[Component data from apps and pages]
• • • • • • •

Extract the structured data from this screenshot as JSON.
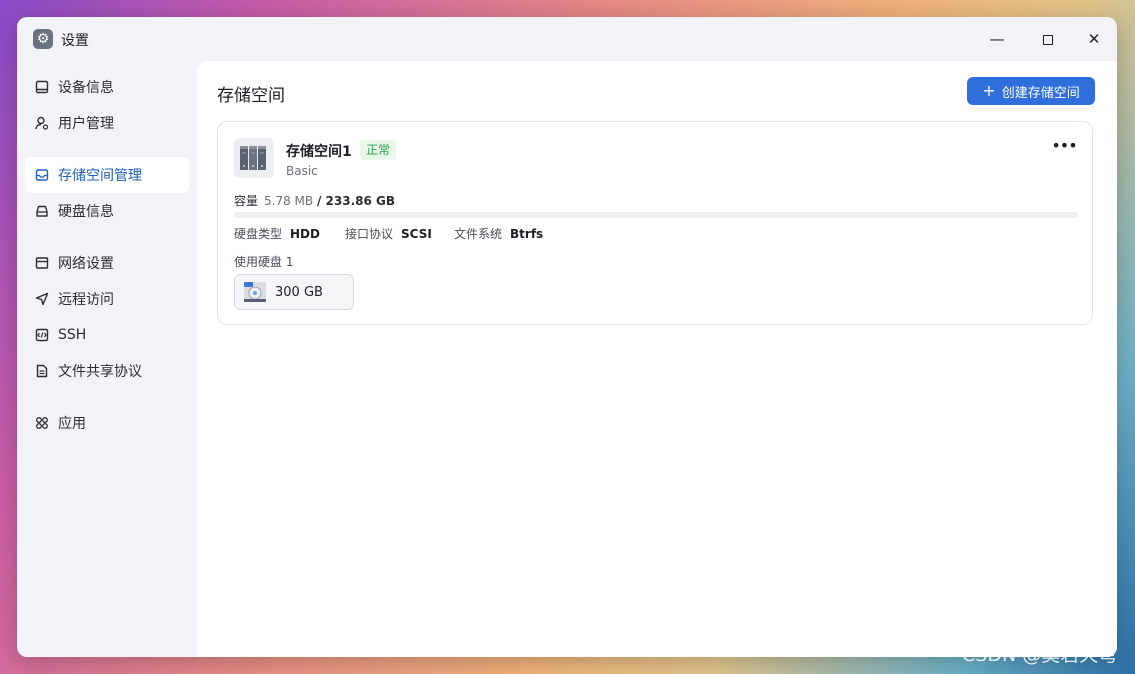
{
  "window": {
    "title": "设置"
  },
  "sidebar": {
    "items": [
      {
        "label": "设备信息",
        "icon": "device-icon"
      },
      {
        "label": "用户管理",
        "icon": "user-gear-icon"
      },
      {
        "label": "存储空间管理",
        "icon": "storage-icon",
        "active": true
      },
      {
        "label": "硬盘信息",
        "icon": "disk-icon"
      },
      {
        "label": "网络设置",
        "icon": "network-icon"
      },
      {
        "label": "远程访问",
        "icon": "send-icon"
      },
      {
        "label": "SSH",
        "icon": "terminal-icon"
      },
      {
        "label": "文件共享协议",
        "icon": "file-icon"
      },
      {
        "label": "应用",
        "icon": "apps-icon"
      }
    ]
  },
  "main": {
    "title": "存储空间",
    "create_button": "创建存储空间",
    "volume": {
      "name": "存储空间1",
      "status": "正常",
      "type": "Basic",
      "capacity_label": "容量",
      "used": "5.78 MB",
      "total": "/ 233.86 GB",
      "usage_fraction": 0.0,
      "disk_type_label": "硬盘类型",
      "disk_type": "HDD",
      "interface_label": "接口协议",
      "interface": "SCSI",
      "filesystem_label": "文件系统",
      "filesystem": "Btrfs",
      "disks_label": "使用硬盘 1",
      "disk_size": "300 GB"
    }
  },
  "colors": {
    "accent": "#2f6fdc",
    "status_ok": "#2ea44f"
  },
  "watermark": "CSDN @莫若天穹"
}
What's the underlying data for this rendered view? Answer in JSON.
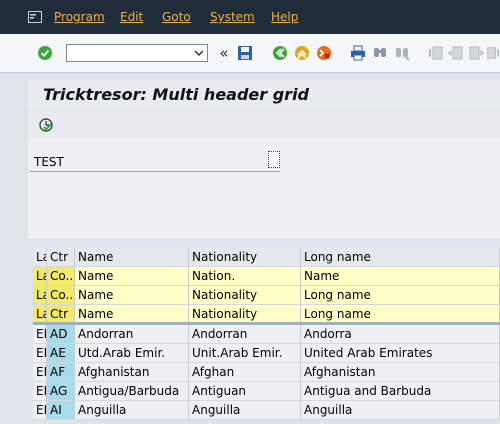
{
  "menu": {
    "items": [
      "Program",
      "Edit",
      "Goto",
      "System",
      "Help"
    ]
  },
  "toolbar": {
    "command_value": "",
    "icons": [
      "enter-icon",
      "command-dropdown-icon",
      "history-back-icon",
      "save-icon",
      "back-icon",
      "exit-icon",
      "cancel-icon",
      "print-icon",
      "find-icon",
      "find-next-icon",
      "first-page-icon",
      "previous-page-icon",
      "next-page-icon",
      "last-page-icon"
    ]
  },
  "title": {
    "text": "Tricktresor: Multi header grid"
  },
  "app_toolbar": {
    "icons": [
      "execute-icon"
    ]
  },
  "form": {
    "label": "TEST",
    "value": ""
  },
  "grid": {
    "headers": [
      "La",
      "Ctr",
      "Name",
      "Nationality",
      "Long name"
    ],
    "header_rows": [
      [
        "La",
        "Co...",
        "Name",
        "Nation.",
        "Name"
      ],
      [
        "La",
        "Co...",
        "Name",
        "Nationality",
        "Long name"
      ],
      [
        "La",
        "Ctr",
        "Name",
        "Nationality",
        "Long name"
      ]
    ],
    "rows": [
      [
        "EI",
        "AD",
        "Andorran",
        "Andorran",
        "Andorra"
      ],
      [
        "EI",
        "AE",
        "Utd.Arab Emir.",
        "Unit.Arab Emir.",
        "United Arab Emirates"
      ],
      [
        "EI",
        "AF",
        "Afghanistan",
        "Afghan",
        "Afghanistan"
      ],
      [
        "EI",
        "AG",
        "Antigua/Barbuda",
        "Antiguan",
        "Antigua and Barbuda"
      ],
      [
        "EI",
        "AI",
        "Anguilla",
        "Anguilla",
        "Anguilla"
      ]
    ]
  },
  "colors": {
    "menubar": "#1f2d3a",
    "menu_text": "#f0b040",
    "header_yellow": "#ffffc8",
    "key_column": "#a9dceb"
  }
}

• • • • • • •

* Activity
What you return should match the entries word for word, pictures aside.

* Your solution
Extract the structured data from this screenshot as JSON.
{
  "window": {
    "title": "设置"
  },
  "sidebar": {
    "items": [
      {
        "label": "设备信息",
        "icon": "device-icon"
      },
      {
        "label": "用户管理",
        "icon": "user-gear-icon"
      },
      {
        "label": "存储空间管理",
        "icon": "storage-icon",
        "active": true
      },
      {
        "label": "硬盘信息",
        "icon": "disk-icon"
      },
      {
        "label": "网络设置",
        "icon": "network-icon"
      },
      {
        "label": "远程访问",
        "icon": "send-icon"
      },
      {
        "label": "SSH",
        "icon": "terminal-icon"
      },
      {
        "label": "文件共享协议",
        "icon": "file-icon"
      },
      {
        "label": "应用",
        "icon": "apps-icon"
      }
    ]
  },
  "main": {
    "title": "存储空间",
    "create_button": "创建存储空间",
    "volume": {
      "name": "存储空间1",
      "status": "正常",
      "type": "Basic",
      "capacity_label": "容量",
      "used": "5.78 MB",
      "total": "/ 233.86 GB",
      "usage_fraction": 0.0,
      "disk_type_label": "硬盘类型",
      "disk_type": "HDD",
      "interface_label": "接口协议",
      "interface": "SCSI",
      "filesystem_label": "文件系统",
      "filesystem": "Btrfs",
      "disks_label": "使用硬盘 1",
      "disk_size": "300 GB"
    }
  },
  "colors": {
    "accent": "#2f6fdc",
    "status_ok": "#2ea44f"
  },
  "watermark": "CSDN @莫若天穹"
}
What's the underlying data for this rendered view? Answer in JSON.
{
  "menu": {
    "items": [
      "Program",
      "Edit",
      "Goto",
      "System",
      "Help"
    ]
  },
  "toolbar": {
    "command_value": "",
    "icons": [
      "enter-icon",
      "command-dropdown-icon",
      "history-back-icon",
      "save-icon",
      "back-icon",
      "exit-icon",
      "cancel-icon",
      "print-icon",
      "find-icon",
      "find-next-icon",
      "first-page-icon",
      "previous-page-icon",
      "next-page-icon",
      "last-page-icon"
    ]
  },
  "title": {
    "text": "Tricktresor: Multi header grid"
  },
  "app_toolbar": {
    "icons": [
      "execute-icon"
    ]
  },
  "form": {
    "label": "TEST",
    "value": ""
  },
  "grid": {
    "headers": [
      "La",
      "Ctr",
      "Name",
      "Nationality",
      "Long name"
    ],
    "header_rows": [
      [
        "La",
        "Co...",
        "Name",
        "Nation.",
        "Name"
      ],
      [
        "La",
        "Co...",
        "Name",
        "Nationality",
        "Long name"
      ],
      [
        "La",
        "Ctr",
        "Name",
        "Nationality",
        "Long name"
      ]
    ],
    "rows": [
      [
        "EI",
        "AD",
        "Andorran",
        "Andorran",
        "Andorra"
      ],
      [
        "EI",
        "AE",
        "Utd.Arab Emir.",
        "Unit.Arab Emir.",
        "United Arab Emirates"
      ],
      [
        "EI",
        "AF",
        "Afghanistan",
        "Afghan",
        "Afghanistan"
      ],
      [
        "EI",
        "AG",
        "Antigua/Barbuda",
        "Antiguan",
        "Antigua and Barbuda"
      ],
      [
        "EI",
        "AI",
        "Anguilla",
        "Anguilla",
        "Anguilla"
      ]
    ]
  },
  "colors": {
    "menubar": "#1f2d3a",
    "menu_text": "#f0b040",
    "header_yellow": "#ffffc8",
    "key_column": "#a9dceb"
  }
}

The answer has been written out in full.